A faultless and unpatronising book which not only educates, informs and entertains but also introduces us to the work of Helen Simpson – which, it seems to me, would be well worth seeking out.
Other works by Helen Simpson
Four Bare Legs In A Bed (1991)
Dear George, and other stories (1996)
Hey Yeah Right Get A Life (2001)
Getting A Life (2002)
Constitutional (2005)
In The Driver’s Seat (2007)
In-Flight Entertainment (2010)

Beaster (or Earthday) Tuesday, Apr 20 2010 

The new lexical hybrids above of course refer to the close incidence of my birthday and Easter.

For the former. I made myself a coffee cake, usingDelia Smith’s (or Saint Delia as my mum calls her) recipe.

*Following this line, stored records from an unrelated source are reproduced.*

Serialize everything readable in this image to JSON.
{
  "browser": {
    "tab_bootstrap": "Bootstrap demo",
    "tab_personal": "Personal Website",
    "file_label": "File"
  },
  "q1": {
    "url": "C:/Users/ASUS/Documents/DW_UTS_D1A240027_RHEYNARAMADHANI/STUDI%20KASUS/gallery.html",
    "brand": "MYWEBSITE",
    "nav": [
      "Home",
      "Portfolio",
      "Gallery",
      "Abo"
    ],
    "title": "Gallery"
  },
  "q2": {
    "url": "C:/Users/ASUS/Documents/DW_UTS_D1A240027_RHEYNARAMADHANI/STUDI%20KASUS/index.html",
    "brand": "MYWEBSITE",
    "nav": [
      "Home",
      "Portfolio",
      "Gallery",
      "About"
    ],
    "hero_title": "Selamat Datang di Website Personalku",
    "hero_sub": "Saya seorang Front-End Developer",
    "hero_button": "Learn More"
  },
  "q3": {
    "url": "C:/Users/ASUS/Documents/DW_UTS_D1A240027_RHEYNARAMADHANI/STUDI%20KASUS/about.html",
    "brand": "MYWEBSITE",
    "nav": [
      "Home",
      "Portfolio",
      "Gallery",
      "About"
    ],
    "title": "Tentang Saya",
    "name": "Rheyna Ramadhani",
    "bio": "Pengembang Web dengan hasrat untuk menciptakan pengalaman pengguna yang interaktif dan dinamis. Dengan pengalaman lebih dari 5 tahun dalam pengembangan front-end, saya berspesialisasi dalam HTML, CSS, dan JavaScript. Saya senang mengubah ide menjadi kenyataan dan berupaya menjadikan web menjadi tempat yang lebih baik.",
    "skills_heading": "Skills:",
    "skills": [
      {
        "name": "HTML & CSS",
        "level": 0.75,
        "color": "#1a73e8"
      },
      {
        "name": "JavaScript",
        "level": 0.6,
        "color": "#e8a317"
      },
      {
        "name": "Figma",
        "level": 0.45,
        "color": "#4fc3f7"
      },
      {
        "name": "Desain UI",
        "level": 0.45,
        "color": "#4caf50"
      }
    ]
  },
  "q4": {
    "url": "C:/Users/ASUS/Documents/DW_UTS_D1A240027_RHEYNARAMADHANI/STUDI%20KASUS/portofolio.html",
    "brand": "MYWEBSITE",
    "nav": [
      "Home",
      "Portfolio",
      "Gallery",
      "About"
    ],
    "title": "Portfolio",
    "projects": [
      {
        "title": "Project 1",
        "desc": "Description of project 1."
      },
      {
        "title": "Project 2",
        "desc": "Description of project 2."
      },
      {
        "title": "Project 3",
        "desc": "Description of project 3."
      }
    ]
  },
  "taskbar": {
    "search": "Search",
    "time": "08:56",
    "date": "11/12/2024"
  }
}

It was pretty nice, although next time I think I’d omit the fromage frais from the topping, replacing it with extra mascarpone and icing sugar. The fromage frais gives it a weird tang that detracts from all the other good stuff about the cake. On the up side, the boy was unduly impressed that I managed to write my name on the cake (thanks to Vahiné chocolate icing tubes, I’ll have you know). Go me.

My aunt and mother also share my birthday, but I didn’t ask what kind of cakes they had.

For Easter here in France, they do sell eggs, but they’re not as central to the whole proceedings or as flamboyant as they are in the UK. They’re much more sophisticated and (as a rule) generally much more expensive. In the supermarket you can get the occasional low-end cheaper egg but they are mostly aimed at children (and I do have some dignity left). The chocolate hens that are sold are often better value than the eggs, even though you get the same amount of chocolate. Inside the hens (and the eggs) you get lots of little chocolatey trinkets, such as mini chocolate eggs, mini chocolate fish (remember this is still a Catholic country) and mini chocolate squid (**** knows why). They are usually quite nicely presented, coming with a ribbon wrapped around them, and with their own dinky little fake nests:

(Hey, look, you even get a better photo this time.)

In addition to this (because I am greedy), I not only had all of the usual Easter paraphernalia brought over for me from England by the mothership (including mini Creme Eggs and proper Mini Eggs), but I also invested in the following:

Baby bunnies!!!!!

This little ensemble was maybe a bit more expensive than it deserved to be (€13,50 for the mug + 10-12 tiny Lindt bunnies, several of which were already – ahem – given a good home prior to this picture being taken), but at least you get to keep the mug after. And they’re just so damn cute! Shame I didn’t buy a big Lindt bunny as well so that they could all bow down to it like a god.